# Records shown

--- START ---

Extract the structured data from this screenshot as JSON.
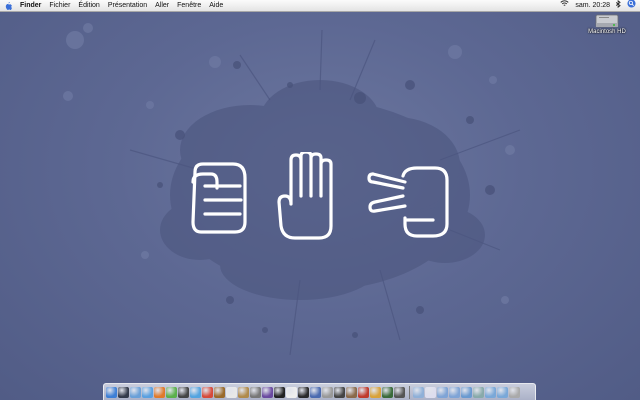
{
  "menubar": {
    "apple_icon": "apple-icon",
    "items": [
      {
        "label": "Finder",
        "bold": true
      },
      {
        "label": "Fichier"
      },
      {
        "label": "Édition"
      },
      {
        "label": "Présentation"
      },
      {
        "label": "Aller"
      },
      {
        "label": "Fenêtre"
      },
      {
        "label": "Aide"
      }
    ],
    "status": {
      "wifi_icon": "wifi-icon",
      "clock": "sam. 20:28",
      "bluetooth_icon": "bluetooth-icon",
      "spotlight_icon": "spotlight-icon"
    }
  },
  "desktop": {
    "drive": {
      "label": "Macintosh HD",
      "icon": "hard-drive-icon"
    },
    "wallpaper_icons": [
      "rock-fist-icon",
      "paper-hand-icon",
      "scissors-hand-icon"
    ]
  },
  "dock": {
    "apps": [
      {
        "icon": "finder-icon",
        "color": "#3d7fd6"
      },
      {
        "icon": "dashboard-icon",
        "color": "#333a4a"
      },
      {
        "icon": "mail-icon",
        "color": "#6aa0d8"
      },
      {
        "icon": "safari-icon",
        "color": "#5aa0e0"
      },
      {
        "icon": "firefox-icon",
        "color": "#e07a2a"
      },
      {
        "icon": "adium-icon",
        "color": "#5bb04c"
      },
      {
        "icon": "dvd-player-icon",
        "color": "#444"
      },
      {
        "icon": "itunes-icon",
        "color": "#53a4e0"
      },
      {
        "icon": "iphoto-icon",
        "color": "#d64a3a"
      },
      {
        "icon": "imovie-icon",
        "color": "#9a6a2a"
      },
      {
        "icon": "calendar-icon",
        "color": "#e8e8e8"
      },
      {
        "icon": "address-book-icon",
        "color": "#b08a4a"
      },
      {
        "icon": "garageband-icon",
        "color": "#777"
      },
      {
        "icon": "preview-icon",
        "color": "#6a4aa0"
      },
      {
        "icon": "terminal-icon",
        "color": "#222"
      },
      {
        "icon": "text-editor-icon",
        "color": "#eee"
      },
      {
        "icon": "chess-icon",
        "color": "#2a2a2a"
      },
      {
        "icon": "quicktime-icon",
        "color": "#4a6ab0"
      },
      {
        "icon": "system-preferences-icon",
        "color": "#999"
      },
      {
        "icon": "pause-icon",
        "color": "#444"
      },
      {
        "icon": "app-store-icon",
        "color": "#8a6a4a"
      },
      {
        "icon": "photo-booth-icon",
        "color": "#c0392b"
      },
      {
        "icon": "widget-icon",
        "color": "#d9a23a"
      },
      {
        "icon": "network-icon",
        "color": "#3a6a3a"
      },
      {
        "icon": "console-icon",
        "color": "#555"
      }
    ],
    "docs": [
      {
        "icon": "folder-icon",
        "color": "#8fb0d8"
      },
      {
        "icon": "document-icon",
        "color": "#dde"
      },
      {
        "icon": "applications-folder-icon",
        "color": "#7fa4d6"
      },
      {
        "icon": "downloads-folder-icon",
        "color": "#7fa4d6"
      },
      {
        "icon": "stack-icon",
        "color": "#6a9ad0"
      },
      {
        "icon": "utilities-folder-icon",
        "color": "#8aa"
      },
      {
        "icon": "photos-folder-icon",
        "color": "#7aa8d8"
      },
      {
        "icon": "music-folder-icon",
        "color": "#7aa8d8"
      },
      {
        "icon": "trash-icon",
        "color": "#aaa"
      }
    ]
  }
}
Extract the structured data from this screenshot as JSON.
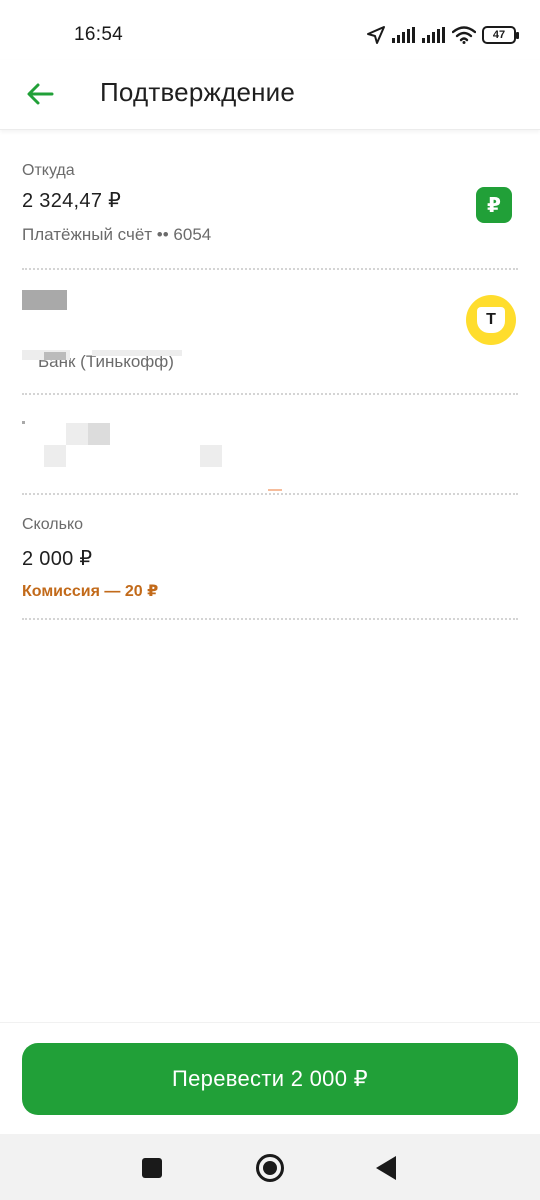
{
  "status_bar": {
    "time": "16:54",
    "battery": "47",
    "icons": [
      "location-arrow-icon",
      "signal-icon",
      "signal-icon",
      "wifi-icon",
      "battery-icon"
    ]
  },
  "header": {
    "back_icon": "arrow-left-icon",
    "title": "Подтверждение"
  },
  "from": {
    "label": "Откуда",
    "balance": "2 324,47 ₽",
    "account": "Платёжный счёт •• 6054",
    "badge": "₽"
  },
  "recipient": {
    "bank": "Банк (Тинькофф)",
    "bank_logo_letter": "Т",
    "bank_logo_color": "#ffdd2d"
  },
  "amount": {
    "label": "Сколько",
    "value": "2 000 ₽",
    "commission": "Комиссия — 20 ₽"
  },
  "actions": {
    "transfer_label": "Перевести 2 000 ₽"
  },
  "colors": {
    "brand_green": "#21a038",
    "commission_orange": "#c26a1a",
    "bank_yellow": "#ffdd2d"
  },
  "nav": {
    "icons": [
      "square-recents-icon",
      "circle-home-icon",
      "triangle-back-icon"
    ]
  }
}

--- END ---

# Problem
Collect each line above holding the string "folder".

# Response to this task
        "icon": "folder-icon",
        "icon": "applications-folder-icon",
        "icon": "downloads-folder-icon",
        "icon": "utilities-folder-icon",
        "icon": "photos-folder-icon",
        "icon": "music-folder-icon",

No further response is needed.